It's human nature to want to fight for survival – our own or even someone else. This makes it hard at times to truly "let go and let God," even if we can't change anything.
So how do I make the most of this day, even if I hate it and what it might mean for later? I say goodnight, hop in bed with my husband and watch him sleep for a few more midnight moments. I lift up another prayer and cry out to God. In the same way I have many times. I think back through the day (and week) reflecting on the many times I've helped Josh navigate challenging and confusing moments and trust that in the same way God is with me (and us) -- guiding, helping and protecting us in these same moments.
God is our refuge and strength, an ever-present help in trouble. – Psalm 46:1
In April of 2019, we learned that Josh had a large brain tumor, a glioblastoma, in the middle of his brain. At the age of 41, this was quite the surprise. Josh sadly passed away after a short battle on September 30, 2019.

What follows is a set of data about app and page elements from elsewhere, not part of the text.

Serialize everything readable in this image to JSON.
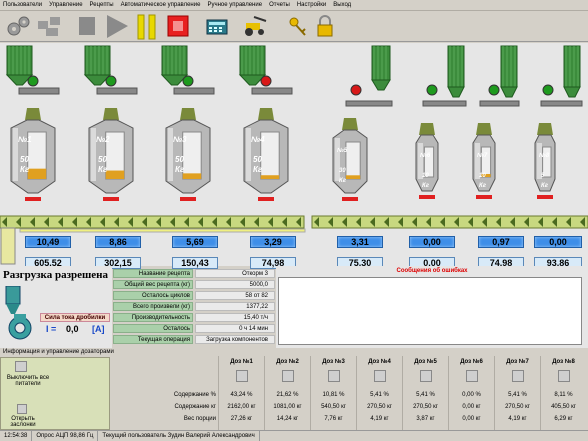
{
  "menu": [
    "Пользователи",
    "Управление",
    "Рецепты",
    "Автоматическое управление",
    "Ручное управление",
    "Отчеты",
    "Настройки",
    "Выход"
  ],
  "hoppers": [
    {
      "name": "№1",
      "capacity": "50",
      "unit": "Кг",
      "weight": "10,49",
      "total": "605,52",
      "light": "green",
      "fill": 0.22
    },
    {
      "name": "№2",
      "capacity": "50",
      "unit": "Кг",
      "weight": "8,86",
      "total": "302,15",
      "light": "green",
      "fill": 0.18
    },
    {
      "name": "№3",
      "capacity": "50",
      "unit": "Кг",
      "weight": "5,69",
      "total": "150,43",
      "light": "green",
      "fill": 0.12
    },
    {
      "name": "№4",
      "capacity": "50",
      "unit": "Кг",
      "weight": "3,29",
      "total": "74,98",
      "light": "red",
      "fill": 0.08
    },
    {
      "name": "№5",
      "capacity": "30",
      "unit": "Кг",
      "weight": "3,31",
      "total": "75,30",
      "light": "red",
      "fill": 0.1
    },
    {
      "name": "№6",
      "capacity": "10",
      "unit": "Кг",
      "weight": "0,00",
      "total": "0,00",
      "light": "green",
      "fill": 0
    },
    {
      "name": "№7",
      "capacity": "10",
      "unit": "Кг",
      "weight": "0,97",
      "total": "74,98",
      "light": "green",
      "fill": 0.1
    },
    {
      "name": "№8",
      "capacity": "5",
      "unit": "Кг",
      "weight": "0,00",
      "total": "93,86",
      "light": "green",
      "fill": 0
    }
  ],
  "unload": {
    "title": "Разгрузка разрешена",
    "crusher_label": "Сила тока дробилки",
    "i_label": "I =",
    "i_value": "0,0",
    "i_unit": "[A]"
  },
  "recipe": {
    "rows": [
      {
        "k": "Название рецепта",
        "v": "Откорм 3"
      },
      {
        "k": "Общий вес рецепта (кг)",
        "v": "5000,0"
      },
      {
        "k": "Осталось циклов",
        "v": "58 от 82"
      },
      {
        "k": "Всего произвели (кг)",
        "v": "1377,22"
      },
      {
        "k": "Производительность",
        "v": "15,40 т/ч"
      },
      {
        "k": "Осталось",
        "v": "0 ч 14 мин"
      },
      {
        "k": "Текущая операция",
        "v": "Загрузка компонентов"
      }
    ]
  },
  "errors": {
    "title": "Сообщения об ошибках"
  },
  "lower": {
    "title": "Информация и управление дозаторами",
    "btn1": "Выключить все питатели",
    "btn2": "Открыть заслонки",
    "row_labels": [
      "Содержание %",
      "Содержание кг",
      "Вес порции"
    ]
  },
  "dosers": [
    {
      "name": "Доз №1",
      "pct": "43,24 %",
      "kg": "2162,00 кг",
      "portion": "27,26 кг"
    },
    {
      "name": "Доз №2",
      "pct": "21,62 %",
      "kg": "1081,00 кг",
      "portion": "14,24 кг"
    },
    {
      "name": "Доз №3",
      "pct": "10,81 %",
      "kg": "540,50 кг",
      "portion": "7,76 кг"
    },
    {
      "name": "Доз №4",
      "pct": "5,41 %",
      "kg": "270,50 кг",
      "portion": "4,19 кг"
    },
    {
      "name": "Доз №5",
      "pct": "5,41 %",
      "kg": "270,50 кг",
      "portion": "3,87 кг"
    },
    {
      "name": "Доз №6",
      "pct": "0,00 %",
      "kg": "0,00 кг",
      "portion": "0,00 кг"
    },
    {
      "name": "Доз №7",
      "pct": "5,41 %",
      "kg": "270,50 кг",
      "portion": "4,19 кг"
    },
    {
      "name": "Доз №8",
      "pct": "8,11 %",
      "kg": "405,50 кг",
      "portion": "6,29 кг"
    }
  ],
  "status": {
    "time": "12:54:38",
    "adc": "Опрос АЦП 98,86 Гц",
    "user": "Текущий пользователь  Зудин Валерий Александрович"
  },
  "colors": {
    "silo": "#3c8c3c",
    "hopper": "#b8b8b8",
    "fill": "#e0a020",
    "conveyor": "#c8d880",
    "ok": "#1e9a1e",
    "stop": "#d81818"
  }
}
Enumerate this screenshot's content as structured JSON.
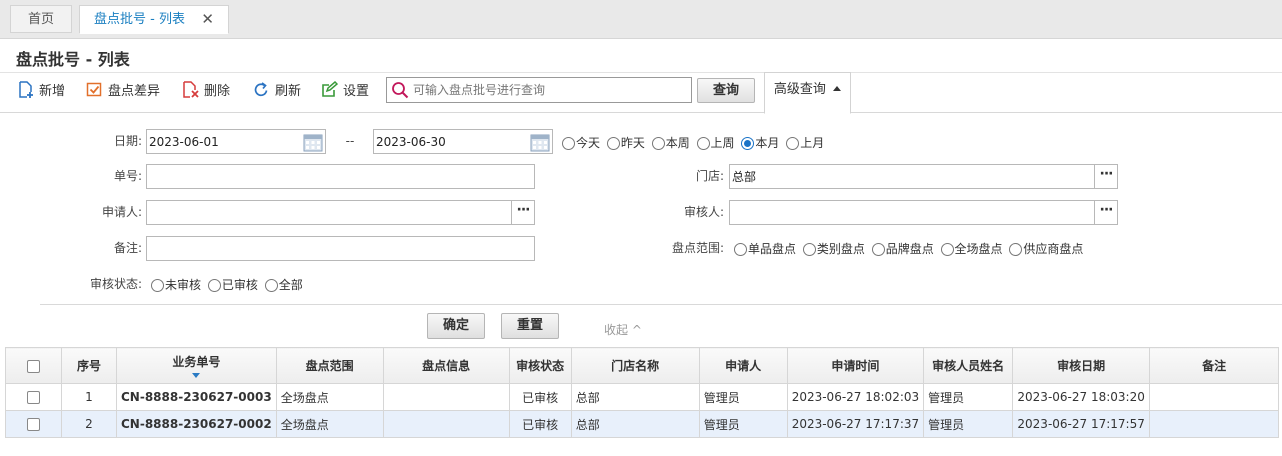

View his obituary
These past months, we've navigated the complexities of treatment, and hospice care and learned that there wasn't really treatment and that in Josh's case, the tumor was inoperable.
We're sharing our hearts and experience as we navigate this unexpected turn and God's goodness in the middle of it. We hope to encourage others by sharing our story.
Thank you for following along with our journey even in grief.
Feel free to message us.
If you'd like to donate to medical expenses, here's a link or you can email us questions
More about Josh & Jenn
Jenn Brown is the author of this site, a loving wife and communications guru.
Josh Brown most recently served on staff at Fellowship Bible Church in NWA as a Springdale Community Pastor. We've served in ministry in Missouri, Texas, Virginia and Nevada.
Cancer has been big part of our story. Josh has battled cancer three times already with the first to being non-Hodgkins lymphoma at ages 15 and 25 and the third thyroid cancer last year and a GBM, brain tumor this year.
Jenn's mom, Carol passed away from breast cancer 21 years ago and her father also went through treatments for Chronic Leukemia (CLL) in 2017 and is doing well now.
Friends & Family
We have been so encouraged by friends and family. Thank you for the practical ways you are caring for us! We love you all! This is just few photo highlights of some meaningful moments.